“We don’t intend to rain on anyone’s parade, but secular people celebrate the holidays, too, and we’re just trying to reach out to our people,” said Roy Speckhardt, the executive director of the American Humanist Association. “To the degree that we are reaching out to the godly, it’s just to say that you can be good without god…”
Elsewhere, this year’s secular signs vary in tone.
In Seattle, this year’s signs say “Millions are good without God.” In Las Vegas, signs to be put up this week will say “Reasons Greetings” and “Yes, Virginia … there is no God…”
The campaigns come against a backdrop of a growing number of nonbelievers. Fifteen percent of Americans identified themselves as having “no religion” in a 2008, up from 8 percent in 1990, according to a study by the Program on Public Values at Trinity College in Hartford.
Overdue. But, don’t get your shorts in a bunch over discovering Americans are more ignorant than the rest of the industrial West. That’s true in almost every aspect of life – whether it be politics, social structure, interpersonal relationships, knowledge of science.
You name it – we can figger out how to lag behind.
This week, the final phase of the atheist bus campaign will appear in London, Edinburgh, Cardiff and Belfast – not on buses, but on billboards. Due to the amazing sums donated to the campaign fund by many Cif readers at the end of last year, we raised enough for a second wave of adverts – and the above posters will launch today.

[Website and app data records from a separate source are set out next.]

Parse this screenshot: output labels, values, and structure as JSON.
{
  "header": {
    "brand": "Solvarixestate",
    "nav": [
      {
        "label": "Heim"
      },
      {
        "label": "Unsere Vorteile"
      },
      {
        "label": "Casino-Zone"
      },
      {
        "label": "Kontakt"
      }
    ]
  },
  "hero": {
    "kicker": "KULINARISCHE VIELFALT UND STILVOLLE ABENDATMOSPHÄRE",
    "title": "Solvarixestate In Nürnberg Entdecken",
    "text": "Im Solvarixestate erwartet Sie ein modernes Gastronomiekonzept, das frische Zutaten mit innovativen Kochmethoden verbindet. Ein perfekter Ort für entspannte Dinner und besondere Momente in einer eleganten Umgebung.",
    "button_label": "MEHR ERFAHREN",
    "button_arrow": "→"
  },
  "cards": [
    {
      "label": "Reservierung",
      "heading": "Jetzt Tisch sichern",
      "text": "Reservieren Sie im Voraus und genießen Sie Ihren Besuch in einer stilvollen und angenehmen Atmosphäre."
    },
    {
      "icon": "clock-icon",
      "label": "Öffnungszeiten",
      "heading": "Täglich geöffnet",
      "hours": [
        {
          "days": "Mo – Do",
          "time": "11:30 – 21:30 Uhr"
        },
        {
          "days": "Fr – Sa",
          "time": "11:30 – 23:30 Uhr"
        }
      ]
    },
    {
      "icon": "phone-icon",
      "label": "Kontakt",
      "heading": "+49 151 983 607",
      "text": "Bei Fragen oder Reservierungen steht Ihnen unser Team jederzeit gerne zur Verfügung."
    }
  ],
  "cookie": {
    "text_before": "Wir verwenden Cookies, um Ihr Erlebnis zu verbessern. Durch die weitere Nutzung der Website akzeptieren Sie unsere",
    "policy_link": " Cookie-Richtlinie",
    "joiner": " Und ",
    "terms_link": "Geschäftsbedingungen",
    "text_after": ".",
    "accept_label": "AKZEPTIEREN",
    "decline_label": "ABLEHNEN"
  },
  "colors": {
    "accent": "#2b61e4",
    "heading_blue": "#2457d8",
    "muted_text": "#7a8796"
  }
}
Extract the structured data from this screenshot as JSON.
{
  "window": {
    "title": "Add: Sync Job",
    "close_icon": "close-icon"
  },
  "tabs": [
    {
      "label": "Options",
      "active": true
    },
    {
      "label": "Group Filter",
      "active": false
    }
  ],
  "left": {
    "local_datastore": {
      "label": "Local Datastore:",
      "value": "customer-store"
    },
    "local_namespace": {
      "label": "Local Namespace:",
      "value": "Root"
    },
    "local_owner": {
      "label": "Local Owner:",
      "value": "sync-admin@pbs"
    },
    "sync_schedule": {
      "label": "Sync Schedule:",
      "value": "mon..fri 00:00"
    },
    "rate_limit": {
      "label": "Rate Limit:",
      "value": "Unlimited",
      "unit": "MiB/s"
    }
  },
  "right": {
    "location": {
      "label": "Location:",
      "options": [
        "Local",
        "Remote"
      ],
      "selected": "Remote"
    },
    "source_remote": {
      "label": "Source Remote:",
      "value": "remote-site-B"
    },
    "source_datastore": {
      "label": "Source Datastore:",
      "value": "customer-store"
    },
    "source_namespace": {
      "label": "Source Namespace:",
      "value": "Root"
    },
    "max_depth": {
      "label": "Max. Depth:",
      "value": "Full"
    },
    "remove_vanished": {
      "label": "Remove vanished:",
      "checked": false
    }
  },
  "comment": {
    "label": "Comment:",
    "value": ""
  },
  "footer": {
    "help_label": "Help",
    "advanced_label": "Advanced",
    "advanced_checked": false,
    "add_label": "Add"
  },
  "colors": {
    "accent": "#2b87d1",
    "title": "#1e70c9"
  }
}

When…we asked how the extra funds should be spent, one of the issues which came up repeatedly in the comments concerned the growth of of faith schools in the UK and the segregation of children according to their parents’ beliefs.
The atheist campaign team shared this point of view. However, rather than using adverts to try and campaign politically, we thought it would be more beneficial to try and change the current public perception that it is acceptable to label children with a religion. As Richard Dawkins states, “Nobody would seriously describe a tiny child as a ‘Marxist child’ or an ‘Anarchist child’ or a ‘Post-modernist child’. Yet children are routinely labelled with the religion of their parents. We need to encourage people to think carefully before labelling any child too young to know their own opinions, and our adverts will help to do that.”
Entirely too rational for the average American bible-thumper. Since their God speaks directly to them – even giving them tips on NASCAR racing and presidential elections – they feel mandated to inflict whatever fundamentalist crap they believe on any and every child at hand.
A young Washington state man has sued the U.S. government because the draft registration form has no place to show conscientious objector status.
Tobin Jacobrown, 21, of Indianola, a practicing Quaker, is being represented by the American Civil Liberties Union in the lawsuit filed Wednesday in the District of Columbia, The Washington Post reported…
The military draft was abolished in 1973, but young men are still required to register in case Congress brings it back.
Jacobrown said he refused to fill out the forms. That means he cannot get a job with the U.S. government or receive federal student aid.
“A big part of my religion is not submitting to any system that you feel is unjust,” Jacobrown said. “And I think this is unjust.”
American newspapers really hate to make it clear that religious grounds are NOT REQUIRED to win conscientious objector status.
One of the important cases won during the resistance to the VietNam War – that went all the way to the Supreme Court – allowed that you could reach your objection to participating in war as a political solution without committing to religious ideology.
Not that I think the present Supreme Court would support that kind of free thought.